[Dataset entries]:
━━━━━━━━━━━━━━━━

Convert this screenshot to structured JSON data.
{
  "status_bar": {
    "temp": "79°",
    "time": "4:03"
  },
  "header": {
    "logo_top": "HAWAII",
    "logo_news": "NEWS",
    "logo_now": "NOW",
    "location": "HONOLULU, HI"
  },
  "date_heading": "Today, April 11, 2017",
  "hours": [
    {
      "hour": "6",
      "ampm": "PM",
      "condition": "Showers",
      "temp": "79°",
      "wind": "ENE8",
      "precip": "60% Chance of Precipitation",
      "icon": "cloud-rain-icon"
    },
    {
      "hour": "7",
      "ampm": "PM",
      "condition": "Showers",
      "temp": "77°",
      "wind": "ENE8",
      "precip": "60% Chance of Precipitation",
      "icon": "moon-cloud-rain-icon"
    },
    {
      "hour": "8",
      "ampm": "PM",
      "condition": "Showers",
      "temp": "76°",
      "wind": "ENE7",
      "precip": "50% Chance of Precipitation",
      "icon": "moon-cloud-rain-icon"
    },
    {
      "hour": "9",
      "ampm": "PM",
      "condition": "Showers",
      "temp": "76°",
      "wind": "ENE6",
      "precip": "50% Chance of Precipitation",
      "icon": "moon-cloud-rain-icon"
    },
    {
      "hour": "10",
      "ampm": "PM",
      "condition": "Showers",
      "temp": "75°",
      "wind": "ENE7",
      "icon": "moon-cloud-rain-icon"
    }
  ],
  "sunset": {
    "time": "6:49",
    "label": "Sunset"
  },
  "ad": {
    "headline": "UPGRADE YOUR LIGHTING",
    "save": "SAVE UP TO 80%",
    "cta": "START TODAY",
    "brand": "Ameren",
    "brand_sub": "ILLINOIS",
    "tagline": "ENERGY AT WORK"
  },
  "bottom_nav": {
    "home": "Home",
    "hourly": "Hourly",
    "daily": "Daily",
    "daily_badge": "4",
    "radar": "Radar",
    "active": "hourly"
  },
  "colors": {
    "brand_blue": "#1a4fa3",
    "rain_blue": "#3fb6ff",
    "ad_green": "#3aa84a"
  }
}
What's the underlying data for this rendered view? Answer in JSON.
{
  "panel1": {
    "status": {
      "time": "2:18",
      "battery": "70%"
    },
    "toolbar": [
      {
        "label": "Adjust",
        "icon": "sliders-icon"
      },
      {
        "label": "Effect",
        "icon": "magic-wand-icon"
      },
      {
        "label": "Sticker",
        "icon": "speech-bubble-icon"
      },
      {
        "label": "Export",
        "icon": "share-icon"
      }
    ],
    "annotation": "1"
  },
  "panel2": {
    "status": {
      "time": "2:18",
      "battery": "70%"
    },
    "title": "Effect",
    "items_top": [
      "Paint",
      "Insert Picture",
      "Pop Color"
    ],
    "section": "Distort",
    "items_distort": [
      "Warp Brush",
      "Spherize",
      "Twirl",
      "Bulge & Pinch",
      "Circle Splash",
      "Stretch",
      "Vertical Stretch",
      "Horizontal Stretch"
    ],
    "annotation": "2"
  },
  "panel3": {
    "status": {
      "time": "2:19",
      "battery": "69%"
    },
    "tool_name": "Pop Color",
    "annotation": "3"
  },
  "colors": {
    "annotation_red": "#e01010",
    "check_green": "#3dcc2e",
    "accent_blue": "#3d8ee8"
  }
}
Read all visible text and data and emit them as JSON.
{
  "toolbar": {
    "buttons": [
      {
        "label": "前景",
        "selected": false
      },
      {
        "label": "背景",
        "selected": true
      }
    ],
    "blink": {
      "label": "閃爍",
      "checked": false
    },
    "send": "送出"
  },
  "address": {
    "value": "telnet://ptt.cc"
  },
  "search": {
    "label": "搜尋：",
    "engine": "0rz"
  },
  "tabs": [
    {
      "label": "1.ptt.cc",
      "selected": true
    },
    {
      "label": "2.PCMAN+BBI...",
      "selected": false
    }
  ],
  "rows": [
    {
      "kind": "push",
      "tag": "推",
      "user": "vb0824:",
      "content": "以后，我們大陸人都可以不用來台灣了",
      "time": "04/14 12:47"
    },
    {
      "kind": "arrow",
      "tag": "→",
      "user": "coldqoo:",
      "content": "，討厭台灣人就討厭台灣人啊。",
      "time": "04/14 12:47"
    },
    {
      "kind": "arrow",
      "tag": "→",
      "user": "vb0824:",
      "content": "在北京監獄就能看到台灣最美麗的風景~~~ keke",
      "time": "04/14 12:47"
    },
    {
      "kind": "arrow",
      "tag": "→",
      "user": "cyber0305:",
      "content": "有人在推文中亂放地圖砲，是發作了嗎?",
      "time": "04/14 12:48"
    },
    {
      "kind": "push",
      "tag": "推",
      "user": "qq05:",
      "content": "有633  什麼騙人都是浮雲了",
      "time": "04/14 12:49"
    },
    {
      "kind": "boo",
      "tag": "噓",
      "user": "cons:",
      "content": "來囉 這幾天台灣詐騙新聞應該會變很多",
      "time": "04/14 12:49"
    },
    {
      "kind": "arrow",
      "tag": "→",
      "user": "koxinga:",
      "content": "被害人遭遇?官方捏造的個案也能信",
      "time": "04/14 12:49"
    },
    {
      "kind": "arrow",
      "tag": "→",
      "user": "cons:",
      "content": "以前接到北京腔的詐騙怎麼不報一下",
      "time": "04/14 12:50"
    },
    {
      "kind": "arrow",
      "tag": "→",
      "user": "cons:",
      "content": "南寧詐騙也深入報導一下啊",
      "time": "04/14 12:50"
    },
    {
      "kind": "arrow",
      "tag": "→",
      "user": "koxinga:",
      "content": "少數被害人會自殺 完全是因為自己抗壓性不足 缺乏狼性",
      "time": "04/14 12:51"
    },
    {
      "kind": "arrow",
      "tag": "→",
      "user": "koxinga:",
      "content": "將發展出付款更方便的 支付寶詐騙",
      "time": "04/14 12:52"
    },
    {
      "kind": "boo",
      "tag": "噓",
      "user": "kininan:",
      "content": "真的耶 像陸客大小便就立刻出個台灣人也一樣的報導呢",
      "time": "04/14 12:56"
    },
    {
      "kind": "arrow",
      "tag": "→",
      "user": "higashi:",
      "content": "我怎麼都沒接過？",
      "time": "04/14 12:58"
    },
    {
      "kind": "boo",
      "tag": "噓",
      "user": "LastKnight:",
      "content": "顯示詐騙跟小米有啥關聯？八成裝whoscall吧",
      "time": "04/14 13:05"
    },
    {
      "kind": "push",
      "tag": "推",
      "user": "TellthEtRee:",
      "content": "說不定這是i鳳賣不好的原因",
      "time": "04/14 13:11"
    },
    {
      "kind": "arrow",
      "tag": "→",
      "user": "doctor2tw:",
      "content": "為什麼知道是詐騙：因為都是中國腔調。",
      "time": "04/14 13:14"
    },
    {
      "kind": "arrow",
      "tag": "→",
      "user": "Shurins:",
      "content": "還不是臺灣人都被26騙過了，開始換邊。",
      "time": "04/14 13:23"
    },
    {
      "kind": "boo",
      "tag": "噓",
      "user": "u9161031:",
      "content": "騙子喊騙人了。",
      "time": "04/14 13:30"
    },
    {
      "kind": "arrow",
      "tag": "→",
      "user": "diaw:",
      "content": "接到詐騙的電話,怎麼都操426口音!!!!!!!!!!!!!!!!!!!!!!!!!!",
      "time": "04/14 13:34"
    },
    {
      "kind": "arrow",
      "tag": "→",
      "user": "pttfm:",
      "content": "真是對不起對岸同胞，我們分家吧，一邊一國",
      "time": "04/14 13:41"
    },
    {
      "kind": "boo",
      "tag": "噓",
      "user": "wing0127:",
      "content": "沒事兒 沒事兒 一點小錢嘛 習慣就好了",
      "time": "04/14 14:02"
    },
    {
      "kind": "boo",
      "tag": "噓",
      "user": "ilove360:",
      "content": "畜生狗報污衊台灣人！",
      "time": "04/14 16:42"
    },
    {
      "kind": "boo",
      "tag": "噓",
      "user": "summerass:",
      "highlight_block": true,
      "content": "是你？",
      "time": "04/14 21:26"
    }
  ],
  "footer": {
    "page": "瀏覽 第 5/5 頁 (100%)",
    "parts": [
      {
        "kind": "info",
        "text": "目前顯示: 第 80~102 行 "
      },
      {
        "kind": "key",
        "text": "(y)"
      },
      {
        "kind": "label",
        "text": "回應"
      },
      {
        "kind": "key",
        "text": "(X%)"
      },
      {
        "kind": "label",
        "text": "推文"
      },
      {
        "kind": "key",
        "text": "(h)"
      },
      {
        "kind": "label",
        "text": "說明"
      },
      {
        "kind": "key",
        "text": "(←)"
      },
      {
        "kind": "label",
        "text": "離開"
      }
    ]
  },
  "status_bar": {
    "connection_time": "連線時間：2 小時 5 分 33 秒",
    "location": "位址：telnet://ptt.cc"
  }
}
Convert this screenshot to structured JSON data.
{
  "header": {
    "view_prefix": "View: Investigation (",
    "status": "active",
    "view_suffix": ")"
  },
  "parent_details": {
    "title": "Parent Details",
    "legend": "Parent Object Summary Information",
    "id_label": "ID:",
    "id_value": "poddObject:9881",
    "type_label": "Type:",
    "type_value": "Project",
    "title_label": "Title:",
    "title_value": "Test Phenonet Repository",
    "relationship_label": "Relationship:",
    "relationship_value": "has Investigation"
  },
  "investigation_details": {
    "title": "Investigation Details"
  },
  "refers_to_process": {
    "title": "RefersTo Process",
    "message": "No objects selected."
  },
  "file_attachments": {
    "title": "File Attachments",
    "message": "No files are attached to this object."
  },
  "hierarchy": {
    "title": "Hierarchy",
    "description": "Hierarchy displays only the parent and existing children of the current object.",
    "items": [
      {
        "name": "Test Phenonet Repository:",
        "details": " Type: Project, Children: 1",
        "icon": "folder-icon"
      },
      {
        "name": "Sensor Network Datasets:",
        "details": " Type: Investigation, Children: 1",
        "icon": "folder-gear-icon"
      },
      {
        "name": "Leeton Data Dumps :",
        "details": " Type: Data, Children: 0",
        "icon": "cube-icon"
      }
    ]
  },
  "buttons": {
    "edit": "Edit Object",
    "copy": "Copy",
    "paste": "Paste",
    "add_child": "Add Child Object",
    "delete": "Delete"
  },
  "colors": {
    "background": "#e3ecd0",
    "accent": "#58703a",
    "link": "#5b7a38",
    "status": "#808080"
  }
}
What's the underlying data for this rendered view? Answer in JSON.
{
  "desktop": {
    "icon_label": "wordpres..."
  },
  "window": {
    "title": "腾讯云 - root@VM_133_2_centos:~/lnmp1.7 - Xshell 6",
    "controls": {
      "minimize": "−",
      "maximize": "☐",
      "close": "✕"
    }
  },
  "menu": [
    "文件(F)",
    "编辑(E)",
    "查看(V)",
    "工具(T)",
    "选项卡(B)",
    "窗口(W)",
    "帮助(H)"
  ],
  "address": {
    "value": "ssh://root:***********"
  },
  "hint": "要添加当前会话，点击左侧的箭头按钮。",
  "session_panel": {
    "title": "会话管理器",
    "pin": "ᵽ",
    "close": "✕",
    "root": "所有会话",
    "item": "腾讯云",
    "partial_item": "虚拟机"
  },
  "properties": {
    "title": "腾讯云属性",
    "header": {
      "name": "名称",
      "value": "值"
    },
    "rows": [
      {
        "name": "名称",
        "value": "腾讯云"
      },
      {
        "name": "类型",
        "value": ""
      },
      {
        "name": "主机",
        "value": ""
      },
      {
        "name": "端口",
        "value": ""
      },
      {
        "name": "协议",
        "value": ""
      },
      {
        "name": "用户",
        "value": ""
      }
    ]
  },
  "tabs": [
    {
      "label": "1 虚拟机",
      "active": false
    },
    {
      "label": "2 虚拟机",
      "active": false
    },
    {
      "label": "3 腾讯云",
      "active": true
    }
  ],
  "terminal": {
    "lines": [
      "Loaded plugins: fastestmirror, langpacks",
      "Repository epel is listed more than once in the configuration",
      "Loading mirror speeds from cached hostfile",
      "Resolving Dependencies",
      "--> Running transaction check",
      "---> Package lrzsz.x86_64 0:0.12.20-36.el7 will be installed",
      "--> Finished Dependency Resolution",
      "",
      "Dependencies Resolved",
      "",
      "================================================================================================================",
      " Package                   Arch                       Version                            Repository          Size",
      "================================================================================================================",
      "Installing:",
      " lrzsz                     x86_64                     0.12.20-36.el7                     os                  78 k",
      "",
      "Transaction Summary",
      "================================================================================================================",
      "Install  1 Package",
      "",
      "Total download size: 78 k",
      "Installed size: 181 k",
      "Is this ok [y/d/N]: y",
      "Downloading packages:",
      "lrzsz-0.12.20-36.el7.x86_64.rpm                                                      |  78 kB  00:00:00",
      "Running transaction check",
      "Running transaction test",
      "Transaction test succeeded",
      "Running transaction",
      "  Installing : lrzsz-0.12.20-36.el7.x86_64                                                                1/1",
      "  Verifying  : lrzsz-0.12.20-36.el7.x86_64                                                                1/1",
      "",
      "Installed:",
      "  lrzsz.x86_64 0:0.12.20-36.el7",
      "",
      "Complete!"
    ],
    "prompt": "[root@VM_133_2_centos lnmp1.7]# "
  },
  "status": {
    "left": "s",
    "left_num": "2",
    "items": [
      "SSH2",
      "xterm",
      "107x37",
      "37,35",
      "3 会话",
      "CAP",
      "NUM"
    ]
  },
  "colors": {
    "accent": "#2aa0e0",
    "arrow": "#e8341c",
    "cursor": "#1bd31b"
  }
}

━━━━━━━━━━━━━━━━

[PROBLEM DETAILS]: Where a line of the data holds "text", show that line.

[RESPONSE TO THIS EXERCISE]:
Read all visible text and data and emit them as JSON.
        "text": "目前顯示: 第 80~102 行 "
        "text": "(y)"
        "text": "回應"
        "text": "(X%)"
        "text": "推文"
        "text": "(h)"
        "text": "說明"
        "text": "(←)"
        "text": "離開"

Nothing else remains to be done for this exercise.